Write out each record below, word for word.
(Beginning of Dataset entries)
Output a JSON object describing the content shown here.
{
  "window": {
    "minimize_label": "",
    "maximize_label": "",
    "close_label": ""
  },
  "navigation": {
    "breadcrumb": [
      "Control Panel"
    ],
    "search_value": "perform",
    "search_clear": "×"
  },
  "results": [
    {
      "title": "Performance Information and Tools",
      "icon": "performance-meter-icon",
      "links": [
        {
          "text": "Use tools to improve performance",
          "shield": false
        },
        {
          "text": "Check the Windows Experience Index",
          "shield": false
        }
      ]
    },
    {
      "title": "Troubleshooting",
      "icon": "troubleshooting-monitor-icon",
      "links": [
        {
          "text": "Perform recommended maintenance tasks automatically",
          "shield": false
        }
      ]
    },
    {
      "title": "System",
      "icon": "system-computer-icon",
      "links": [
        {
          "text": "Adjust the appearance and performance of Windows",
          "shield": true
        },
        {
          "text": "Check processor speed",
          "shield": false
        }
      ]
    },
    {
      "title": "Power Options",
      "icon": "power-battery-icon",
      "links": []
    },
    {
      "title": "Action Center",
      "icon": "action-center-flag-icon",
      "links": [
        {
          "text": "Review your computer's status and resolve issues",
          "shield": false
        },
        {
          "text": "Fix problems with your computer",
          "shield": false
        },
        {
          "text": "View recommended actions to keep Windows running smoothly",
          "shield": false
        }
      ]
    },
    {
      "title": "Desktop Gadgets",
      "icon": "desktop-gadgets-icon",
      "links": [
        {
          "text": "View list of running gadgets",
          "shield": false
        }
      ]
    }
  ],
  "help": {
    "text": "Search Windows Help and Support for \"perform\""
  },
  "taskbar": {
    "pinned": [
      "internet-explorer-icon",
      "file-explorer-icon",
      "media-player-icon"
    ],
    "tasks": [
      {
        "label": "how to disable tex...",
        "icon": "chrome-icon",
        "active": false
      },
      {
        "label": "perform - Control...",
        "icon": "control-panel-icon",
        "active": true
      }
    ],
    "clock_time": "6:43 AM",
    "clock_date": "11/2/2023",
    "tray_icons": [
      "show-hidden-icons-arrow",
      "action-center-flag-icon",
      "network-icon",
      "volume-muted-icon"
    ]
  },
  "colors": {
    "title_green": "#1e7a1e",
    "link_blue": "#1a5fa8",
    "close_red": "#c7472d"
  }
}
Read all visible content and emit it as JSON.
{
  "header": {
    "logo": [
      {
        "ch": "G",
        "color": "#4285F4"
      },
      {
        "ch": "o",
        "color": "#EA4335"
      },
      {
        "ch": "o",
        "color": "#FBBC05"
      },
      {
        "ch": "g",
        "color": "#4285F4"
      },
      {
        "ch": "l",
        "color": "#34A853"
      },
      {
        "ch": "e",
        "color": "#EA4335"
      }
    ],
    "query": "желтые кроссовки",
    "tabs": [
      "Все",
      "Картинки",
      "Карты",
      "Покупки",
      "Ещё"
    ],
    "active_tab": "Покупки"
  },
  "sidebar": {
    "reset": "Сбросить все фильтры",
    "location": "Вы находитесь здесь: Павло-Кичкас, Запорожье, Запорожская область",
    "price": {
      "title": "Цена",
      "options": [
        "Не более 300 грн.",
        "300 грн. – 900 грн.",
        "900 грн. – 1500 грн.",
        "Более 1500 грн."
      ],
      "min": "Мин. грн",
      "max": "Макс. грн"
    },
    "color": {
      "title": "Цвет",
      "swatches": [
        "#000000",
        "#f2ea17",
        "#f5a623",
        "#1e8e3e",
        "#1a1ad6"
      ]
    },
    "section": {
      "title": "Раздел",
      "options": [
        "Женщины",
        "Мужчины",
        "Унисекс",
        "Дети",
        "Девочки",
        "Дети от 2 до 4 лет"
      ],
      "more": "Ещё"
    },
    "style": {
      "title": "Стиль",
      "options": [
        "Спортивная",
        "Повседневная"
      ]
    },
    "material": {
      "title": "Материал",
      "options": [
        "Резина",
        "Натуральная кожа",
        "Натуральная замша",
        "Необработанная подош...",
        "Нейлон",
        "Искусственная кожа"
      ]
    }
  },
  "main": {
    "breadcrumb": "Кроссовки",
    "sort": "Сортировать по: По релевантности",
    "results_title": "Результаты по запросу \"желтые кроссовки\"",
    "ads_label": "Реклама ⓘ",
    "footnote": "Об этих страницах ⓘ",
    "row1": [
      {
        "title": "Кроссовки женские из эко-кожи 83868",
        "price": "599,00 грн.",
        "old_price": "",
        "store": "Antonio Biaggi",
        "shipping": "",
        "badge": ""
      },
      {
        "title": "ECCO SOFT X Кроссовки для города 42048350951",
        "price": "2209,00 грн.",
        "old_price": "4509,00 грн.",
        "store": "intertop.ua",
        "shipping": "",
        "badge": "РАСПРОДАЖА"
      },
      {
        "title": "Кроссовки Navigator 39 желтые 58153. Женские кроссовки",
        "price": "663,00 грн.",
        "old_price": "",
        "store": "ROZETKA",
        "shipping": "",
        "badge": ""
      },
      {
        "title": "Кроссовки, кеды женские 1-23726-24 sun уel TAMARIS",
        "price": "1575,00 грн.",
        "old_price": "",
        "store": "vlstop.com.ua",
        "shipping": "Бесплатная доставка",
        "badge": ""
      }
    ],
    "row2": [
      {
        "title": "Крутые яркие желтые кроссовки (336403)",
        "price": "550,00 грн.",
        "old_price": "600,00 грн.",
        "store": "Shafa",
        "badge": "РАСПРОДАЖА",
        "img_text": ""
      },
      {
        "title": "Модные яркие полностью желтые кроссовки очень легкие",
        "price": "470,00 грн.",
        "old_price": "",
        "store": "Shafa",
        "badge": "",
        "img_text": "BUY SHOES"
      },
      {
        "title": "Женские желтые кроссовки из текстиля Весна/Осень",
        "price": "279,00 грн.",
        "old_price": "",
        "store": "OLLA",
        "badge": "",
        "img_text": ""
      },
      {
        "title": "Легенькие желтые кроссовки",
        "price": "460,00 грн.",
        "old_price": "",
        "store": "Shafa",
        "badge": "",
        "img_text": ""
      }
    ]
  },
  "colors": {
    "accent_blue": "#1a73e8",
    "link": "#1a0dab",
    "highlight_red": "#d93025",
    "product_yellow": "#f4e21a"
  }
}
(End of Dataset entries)
Solution to this problem:
Output a JSON object describing the content shown here.
{
  "window": {
    "minimize_label": "",
    "maximize_label": "",
    "close_label": ""
  },
  "navigation": {
    "breadcrumb": [
      "Control Panel"
    ],
    "search_value": "perform",
    "search_clear": "×"
  },
  "results": [
    {
      "title": "Performance Information and Tools",
      "icon": "performance-meter-icon",
      "links": [
        {
          "text": "Use tools to improve performance",
          "shield": false
        },
        {
          "text": "Check the Windows Experience Index",
          "shield": false
        }
      ]
    },
    {
      "title": "Troubleshooting",
      "icon": "troubleshooting-monitor-icon",
      "links": [
        {
          "text": "Perform recommended maintenance tasks automatically",
          "shield": false
        }
      ]
    },
    {
      "title": "System",
      "icon": "system-computer-icon",
      "links": [
        {
          "text": "Adjust the appearance and performance of Windows",
          "shield": true
        },
        {
          "text": "Check processor speed",
          "shield": false
        }
      ]
    },
    {
      "title": "Power Options",
      "icon": "power-battery-icon",
      "links": []
    },
    {
      "title": "Action Center",
      "icon": "action-center-flag-icon",
      "links": [
        {
          "text": "Review your computer's status and resolve issues",
          "shield": false
        },
        {
          "text": "Fix problems with your computer",
          "shield": false
        },
        {
          "text": "View recommended actions to keep Windows running smoothly",
          "shield": false
        }
      ]
    },
    {
      "title": "Desktop Gadgets",
      "icon": "desktop-gadgets-icon",
      "links": [
        {
          "text": "View list of running gadgets",
          "shield": false
        }
      ]
    }
  ],
  "help": {
    "text": "Search Windows Help and Support for \"perform\""
  },
  "taskbar": {
    "pinned": [
      "internet-explorer-icon",
      "file-explorer-icon",
      "media-player-icon"
    ],
    "tasks": [
      {
        "label": "how to disable tex...",
        "icon": "chrome-icon",
        "active": false
      },
      {
        "label": "perform - Control...",
        "icon": "control-panel-icon",
        "active": true
      }
    ],
    "clock_time": "6:43 AM",
    "clock_date": "11/2/2023",
    "tray_icons": [
      "show-hidden-icons-arrow",
      "action-center-flag-icon",
      "network-icon",
      "volume-muted-icon"
    ]
  },
  "colors": {
    "title_green": "#1e7a1e",
    "link_blue": "#1a5fa8",
    "close_red": "#c7472d"
  }
}
Read all visible content and emit it as JSON.
{
  "header": {
    "logo": [
      {
        "ch": "G",
        "color": "#4285F4"
      },
      {
        "ch": "o",
        "color": "#EA4335"
      },
      {
        "ch": "o",
        "color": "#FBBC05"
      },
      {
        "ch": "g",
        "color": "#4285F4"
      },
      {
        "ch": "l",
        "color": "#34A853"
      },
      {
        "ch": "e",
        "color": "#EA4335"
      }
    ],
    "query": "желтые кроссовки",
    "tabs": [
      "Все",
      "Картинки",
      "Карты",
      "Покупки",
      "Ещё"
    ],
    "active_tab": "Покупки"
  },
  "sidebar": {
    "reset": "Сбросить все фильтры",
    "location": "Вы находитесь здесь: Павло-Кичкас, Запорожье, Запорожская область",
    "price": {
      "title": "Цена",
      "options": [
        "Не более 300 грн.",
        "300 грн. – 900 грн.",
        "900 грн. – 1500 грн.",
        "Более 1500 грн."
      ],
      "min": "Мин. грн",
      "max": "Макс. грн"
    },
    "color": {
      "title": "Цвет",
      "swatches": [
        "#000000",
        "#f2ea17",
        "#f5a623",
        "#1e8e3e",
        "#1a1ad6"
      ]
    },
    "section": {
      "title": "Раздел",
      "options": [
        "Женщины",
        "Мужчины",
        "Унисекс",
        "Дети",
        "Девочки",
        "Дети от 2 до 4 лет"
      ],
      "more": "Ещё"
    },
    "style": {
      "title": "Стиль",
      "options": [
        "Спортивная",
        "Повседневная"
      ]
    },
    "material": {
      "title": "Материал",
      "options": [
        "Резина",
        "Натуральная кожа",
        "Натуральная замша",
        "Необработанная подош...",
        "Нейлон",
        "Искусственная кожа"
      ]
    }
  },
  "main": {
    "breadcrumb": "Кроссовки",
    "sort": "Сортировать по: По релевантности",
    "results_title": "Результаты по запросу \"желтые кроссовки\"",
    "ads_label": "Реклама ⓘ",
    "footnote": "Об этих страницах ⓘ",
    "row1": [
      {
        "title": "Кроссовки женские из эко-кожи 83868",
        "price": "599,00 грн.",
        "old_price": "",
        "store": "Antonio Biaggi",
        "shipping": "",
        "badge": ""
      },
      {
        "title": "ECCO SOFT X Кроссовки для города 42048350951",
        "price": "2209,00 грн.",
        "old_price": "4509,00 грн.",
        "store": "intertop.ua",
        "shipping": "",
        "badge": "РАСПРОДАЖА"
      },
      {
        "title": "Кроссовки Navigator 39 желтые 58153. Женские кроссовки",
        "price": "663,00 грн.",
        "old_price": "",
        "store": "ROZETKA",
        "shipping": "",
        "badge": ""
      },
      {
        "title": "Кроссовки, кеды женские 1-23726-24 sun уel TAMARIS",
        "price": "1575,00 грн.",
        "old_price": "",
        "store": "vlstop.com.ua",
        "shipping": "Бесплатная доставка",
        "badge": ""
      }
    ],
    "row2": [
      {
        "title": "Крутые яркие желтые кроссовки (336403)",
        "price": "550,00 грн.",
        "old_price": "600,00 грн.",
        "store": "Shafa",
        "badge": "РАСПРОДАЖА",
        "img_text": ""
      },
      {
        "title": "Модные яркие полностью желтые кроссовки очень легкие",
        "price": "470,00 грн.",
        "old_price": "",
        "store": "Shafa",
        "badge": "",
        "img_text": "BUY SHOES"
      },
      {
        "title": "Женские желтые кроссовки из текстиля Весна/Осень",
        "price": "279,00 грн.",
        "old_price": "",
        "store": "OLLA",
        "badge": "",
        "img_text": ""
      },
      {
        "title": "Легенькие желтые кроссовки",
        "price": "460,00 грн.",
        "old_price": "",
        "store": "Shafa",
        "badge": "",
        "img_text": ""
      }
    ]
  },
  "colors": {
    "accent_blue": "#1a73e8",
    "link": "#1a0dab",
    "highlight_red": "#d93025",
    "product_yellow": "#f4e21a"
  }
}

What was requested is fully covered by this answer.